*Record extracts*.
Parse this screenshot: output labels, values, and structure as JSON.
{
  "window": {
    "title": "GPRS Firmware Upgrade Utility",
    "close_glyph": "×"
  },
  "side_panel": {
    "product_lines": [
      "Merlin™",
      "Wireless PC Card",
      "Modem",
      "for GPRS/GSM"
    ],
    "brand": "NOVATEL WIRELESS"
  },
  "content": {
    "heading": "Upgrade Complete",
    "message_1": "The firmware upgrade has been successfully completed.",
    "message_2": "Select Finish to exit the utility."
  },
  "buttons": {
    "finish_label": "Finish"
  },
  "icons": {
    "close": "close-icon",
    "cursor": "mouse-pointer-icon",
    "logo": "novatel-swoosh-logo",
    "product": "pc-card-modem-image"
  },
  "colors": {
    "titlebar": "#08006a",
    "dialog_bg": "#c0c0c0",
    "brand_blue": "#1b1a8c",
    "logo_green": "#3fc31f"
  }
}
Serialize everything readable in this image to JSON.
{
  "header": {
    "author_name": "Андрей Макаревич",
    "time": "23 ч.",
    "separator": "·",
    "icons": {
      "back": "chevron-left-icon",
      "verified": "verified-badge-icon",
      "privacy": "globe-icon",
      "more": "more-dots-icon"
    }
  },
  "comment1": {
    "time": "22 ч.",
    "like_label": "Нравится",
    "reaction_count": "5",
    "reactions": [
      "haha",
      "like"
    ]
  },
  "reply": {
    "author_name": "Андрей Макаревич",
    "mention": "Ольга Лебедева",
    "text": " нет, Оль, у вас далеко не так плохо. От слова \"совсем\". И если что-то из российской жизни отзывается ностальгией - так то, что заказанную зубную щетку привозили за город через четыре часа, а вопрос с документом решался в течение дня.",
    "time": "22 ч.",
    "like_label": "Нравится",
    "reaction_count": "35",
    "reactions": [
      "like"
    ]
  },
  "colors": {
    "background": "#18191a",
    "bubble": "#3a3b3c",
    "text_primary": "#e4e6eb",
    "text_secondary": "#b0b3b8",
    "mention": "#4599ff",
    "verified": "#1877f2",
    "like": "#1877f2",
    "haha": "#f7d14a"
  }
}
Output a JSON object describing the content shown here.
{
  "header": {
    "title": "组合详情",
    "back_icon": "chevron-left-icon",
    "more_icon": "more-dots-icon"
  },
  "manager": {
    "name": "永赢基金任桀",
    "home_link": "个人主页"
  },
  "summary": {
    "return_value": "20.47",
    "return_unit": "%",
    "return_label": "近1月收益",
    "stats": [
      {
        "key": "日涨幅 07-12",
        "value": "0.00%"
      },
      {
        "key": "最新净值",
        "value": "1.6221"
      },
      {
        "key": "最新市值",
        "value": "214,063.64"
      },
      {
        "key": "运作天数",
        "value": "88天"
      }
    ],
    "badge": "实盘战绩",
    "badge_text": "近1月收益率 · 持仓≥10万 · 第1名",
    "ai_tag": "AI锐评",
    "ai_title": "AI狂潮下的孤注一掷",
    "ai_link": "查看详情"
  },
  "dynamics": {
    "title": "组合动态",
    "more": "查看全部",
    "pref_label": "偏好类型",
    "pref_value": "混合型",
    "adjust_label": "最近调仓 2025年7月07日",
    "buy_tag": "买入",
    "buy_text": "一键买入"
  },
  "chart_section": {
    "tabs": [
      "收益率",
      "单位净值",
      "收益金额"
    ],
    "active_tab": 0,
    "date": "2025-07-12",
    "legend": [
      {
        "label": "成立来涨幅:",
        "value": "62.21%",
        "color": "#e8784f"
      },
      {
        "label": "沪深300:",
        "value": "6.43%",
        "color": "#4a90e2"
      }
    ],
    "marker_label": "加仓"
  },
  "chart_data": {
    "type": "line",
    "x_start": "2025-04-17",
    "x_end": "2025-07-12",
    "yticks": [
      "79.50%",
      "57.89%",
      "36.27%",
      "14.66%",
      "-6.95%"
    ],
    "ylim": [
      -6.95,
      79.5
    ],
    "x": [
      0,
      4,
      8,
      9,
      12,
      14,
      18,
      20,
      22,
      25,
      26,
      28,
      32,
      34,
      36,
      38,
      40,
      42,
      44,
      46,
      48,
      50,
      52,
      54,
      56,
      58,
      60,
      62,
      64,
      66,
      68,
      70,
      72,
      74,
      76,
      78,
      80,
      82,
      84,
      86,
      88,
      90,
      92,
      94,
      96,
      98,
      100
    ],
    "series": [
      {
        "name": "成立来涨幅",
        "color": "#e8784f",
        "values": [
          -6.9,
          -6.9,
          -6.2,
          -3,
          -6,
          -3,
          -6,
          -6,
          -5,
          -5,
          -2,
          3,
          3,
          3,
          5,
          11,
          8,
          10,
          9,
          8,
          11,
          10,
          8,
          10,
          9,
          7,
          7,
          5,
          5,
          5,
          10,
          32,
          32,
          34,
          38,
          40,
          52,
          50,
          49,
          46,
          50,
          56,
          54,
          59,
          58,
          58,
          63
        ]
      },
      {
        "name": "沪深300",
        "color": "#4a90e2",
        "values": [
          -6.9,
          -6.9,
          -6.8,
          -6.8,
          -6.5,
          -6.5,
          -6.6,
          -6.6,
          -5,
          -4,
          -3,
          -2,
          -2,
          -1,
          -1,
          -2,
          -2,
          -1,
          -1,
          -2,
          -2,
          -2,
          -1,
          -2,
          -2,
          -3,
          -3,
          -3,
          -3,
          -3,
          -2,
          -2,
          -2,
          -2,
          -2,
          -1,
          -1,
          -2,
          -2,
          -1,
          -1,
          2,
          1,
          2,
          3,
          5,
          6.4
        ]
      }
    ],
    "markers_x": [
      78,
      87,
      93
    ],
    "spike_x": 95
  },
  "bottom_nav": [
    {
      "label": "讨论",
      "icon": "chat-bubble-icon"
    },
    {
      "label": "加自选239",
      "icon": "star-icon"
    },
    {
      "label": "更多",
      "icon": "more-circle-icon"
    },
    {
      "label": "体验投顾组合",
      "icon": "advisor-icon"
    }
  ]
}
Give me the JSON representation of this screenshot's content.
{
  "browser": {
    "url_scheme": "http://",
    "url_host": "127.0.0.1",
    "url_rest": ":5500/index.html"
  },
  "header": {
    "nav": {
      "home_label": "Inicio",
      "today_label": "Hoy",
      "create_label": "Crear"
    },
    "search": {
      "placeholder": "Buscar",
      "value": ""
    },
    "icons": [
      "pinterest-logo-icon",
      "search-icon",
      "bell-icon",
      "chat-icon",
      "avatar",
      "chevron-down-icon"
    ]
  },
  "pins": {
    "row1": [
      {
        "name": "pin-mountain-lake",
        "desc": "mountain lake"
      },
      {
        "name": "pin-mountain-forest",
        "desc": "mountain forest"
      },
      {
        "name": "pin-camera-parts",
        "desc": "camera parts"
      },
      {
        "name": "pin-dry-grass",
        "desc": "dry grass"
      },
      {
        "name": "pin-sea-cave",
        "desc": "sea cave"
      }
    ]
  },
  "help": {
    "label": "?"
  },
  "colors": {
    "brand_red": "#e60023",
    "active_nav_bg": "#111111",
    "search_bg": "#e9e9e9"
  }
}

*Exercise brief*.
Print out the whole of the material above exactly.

*Response*.
Parse this screenshot: output labels, values, and structure as JSON.
{
  "window": {
    "title": "GPRS Firmware Upgrade Utility",
    "close_glyph": "×"
  },
  "side_panel": {
    "product_lines": [
      "Merlin™",
      "Wireless PC Card",
      "Modem",
      "for GPRS/GSM"
    ],
    "brand": "NOVATEL WIRELESS"
  },
  "content": {
    "heading": "Upgrade Complete",
    "message_1": "The firmware upgrade has been successfully completed.",
    "message_2": "Select Finish to exit the utility."
  },
  "buttons": {
    "finish_label": "Finish"
  },
  "icons": {
    "close": "close-icon",
    "cursor": "mouse-pointer-icon",
    "logo": "novatel-swoosh-logo",
    "product": "pc-card-modem-image"
  },
  "colors": {
    "titlebar": "#08006a",
    "dialog_bg": "#c0c0c0",
    "brand_blue": "#1b1a8c",
    "logo_green": "#3fc31f"
  }
}
Serialize everything readable in this image to JSON.
{
  "header": {
    "author_name": "Андрей Макаревич",
    "time": "23 ч.",
    "separator": "·",
    "icons": {
      "back": "chevron-left-icon",
      "verified": "verified-badge-icon",
      "privacy": "globe-icon",
      "more": "more-dots-icon"
    }
  },
  "comment1": {
    "time": "22 ч.",
    "like_label": "Нравится",
    "reaction_count": "5",
    "reactions": [
      "haha",
      "like"
    ]
  },
  "reply": {
    "author_name": "Андрей Макаревич",
    "mention": "Ольга Лебедева",
    "text": " нет, Оль, у вас далеко не так плохо. От слова \"совсем\". И если что-то из российской жизни отзывается ностальгией - так то, что заказанную зубную щетку привозили за город через четыре часа, а вопрос с документом решался в течение дня.",
    "time": "22 ч.",
    "like_label": "Нравится",
    "reaction_count": "35",
    "reactions": [
      "like"
    ]
  },
  "colors": {
    "background": "#18191a",
    "bubble": "#3a3b3c",
    "text_primary": "#e4e6eb",
    "text_secondary": "#b0b3b8",
    "mention": "#4599ff",
    "verified": "#1877f2",
    "like": "#1877f2",
    "haha": "#f7d14a"
  }
}
Output a JSON object describing the content shown here.
{
  "header": {
    "title": "组合详情",
    "back_icon": "chevron-left-icon",
    "more_icon": "more-dots-icon"
  },
  "manager": {
    "name": "永赢基金任桀",
    "home_link": "个人主页"
  },
  "summary": {
    "return_value": "20.47",
    "return_unit": "%",
    "return_label": "近1月收益",
    "stats": [
      {
        "key": "日涨幅 07-12",
        "value": "0.00%"
      },
      {
        "key": "最新净值",
        "value": "1.6221"
      },
      {
        "key": "最新市值",
        "value": "214,063.64"
      },
      {
        "key": "运作天数",
        "value": "88天"
      }
    ],
    "badge": "实盘战绩",
    "badge_text": "近1月收益率 · 持仓≥10万 · 第1名",
    "ai_tag": "AI锐评",
    "ai_title": "AI狂潮下的孤注一掷",
    "ai_link": "查看详情"
  },
  "dynamics": {
    "title": "组合动态",
    "more": "查看全部",
    "pref_label": "偏好类型",
    "pref_value": "混合型",
    "adjust_label": "最近调仓 2025年7月07日",
    "buy_tag": "买入",
    "buy_text": "一键买入"
  },
  "chart_section": {
    "tabs": [
      "收益率",
      "单位净值",
      "收益金额"
    ],
    "active_tab": 0,
    "date": "2025-07-12",
    "legend": [
      {
        "label": "成立来涨幅:",
        "value": "62.21%",
        "color": "#e8784f"
      },
      {
        "label": "沪深300:",
        "value": "6.43%",
        "color": "#4a90e2"
      }
    ],
    "marker_label": "加仓"
  },
  "chart_data": {
    "type": "line",
    "x_start": "2025-04-17",
    "x_end": "2025-07-12",
    "yticks": [
      "79.50%",
      "57.89%",
      "36.27%",
      "14.66%",
      "-6.95%"
    ],
    "ylim": [
      -6.95,
      79.5
    ],
    "x": [
      0,
      4,
      8,
      9,
      12,
      14,
      18,
      20,
      22,
      25,
      26,
      28,
      32,
      34,
      36,
      38,
      40,
      42,
      44,
      46,
      48,
      50,
      52,
      54,
      56,
      58,
      60,
      62,
      64,
      66,
      68,
      70,
      72,
      74,
      76,
      78,
      80,
      82,
      84,
      86,
      88,
      90,
      92,
      94,
      96,
      98,
      100
    ],
    "series": [
      {
        "name": "成立来涨幅",
        "color": "#e8784f",
        "values": [
          -6.9,
          -6.9,
          -6.2,
          -3,
          -6,
          -3,
          -6,
          -6,
          -5,
          -5,
          -2,
          3,
          3,
          3,
          5,
          11,
          8,
          10,
          9,
          8,
          11,
          10,
          8,
          10,
          9,
          7,
          7,
          5,
          5,
          5,
          10,
          32,
          32,
          34,
          38,
          40,
          52,
          50,
          49,
          46,
          50,
          56,
          54,
          59,
          58,
          58,
          63
        ]
      },
      {
        "name": "沪深300",
        "color": "#4a90e2",
        "values": [
          -6.9,
          -6.9,
          -6.8,
          -6.8,
          -6.5,
          -6.5,
          -6.6,
          -6.6,
          -5,
          -4,
          -3,
          -2,
          -2,
          -1,
          -1,
          -2,
          -2,
          -1,
          -1,
          -2,
          -2,
          -2,
          -1,
          -2,
          -2,
          -3,
          -3,
          -3,
          -3,
          -3,
          -2,
          -2,
          -2,
          -2,
          -2,
          -1,
          -1,
          -2,
          -2,
          -1,
          -1,
          2,
          1,
          2,
          3,
          5,
          6.4
        ]
      }
    ],
    "markers_x": [
      78,
      87,
      93
    ],
    "spike_x": 95
  },
  "bottom_nav": [
    {
      "label": "讨论",
      "icon": "chat-bubble-icon"
    },
    {
      "label": "加自选239",
      "icon": "star-icon"
    },
    {
      "label": "更多",
      "icon": "more-circle-icon"
    },
    {
      "label": "体验投顾组合",
      "icon": "advisor-icon"
    }
  ]
}
Give me the JSON representation of this screenshot's content.
{
  "browser": {
    "url_scheme": "http://",
    "url_host": "127.0.0.1",
    "url_rest": ":5500/index.html"
  },
  "header": {
    "nav": {
      "home_label": "Inicio",
      "today_label": "Hoy",
      "create_label": "Crear"
    },
    "search": {
      "placeholder": "Buscar",
      "value": ""
    },
    "icons": [
      "pinterest-logo-icon",
      "search-icon",
      "bell-icon",
      "chat-icon",
      "avatar",
      "chevron-down-icon"
    ]
  },
  "pins": {
    "row1": [
      {
        "name": "pin-mountain-lake",
        "desc": "mountain lake"
      },
      {
        "name": "pin-mountain-forest",
        "desc": "mountain forest"
      },
      {
        "name": "pin-camera-parts",
        "desc": "camera parts"
      },
      {
        "name": "pin-dry-grass",
        "desc": "dry grass"
      },
      {
        "name": "pin-sea-cave",
        "desc": "sea cave"
      }
    ]
  },
  "help": {
    "label": "?"
  },
  "colors": {
    "brand_red": "#e60023",
    "active_nav_bg": "#111111",
    "search_bg": "#e9e9e9"
  }
}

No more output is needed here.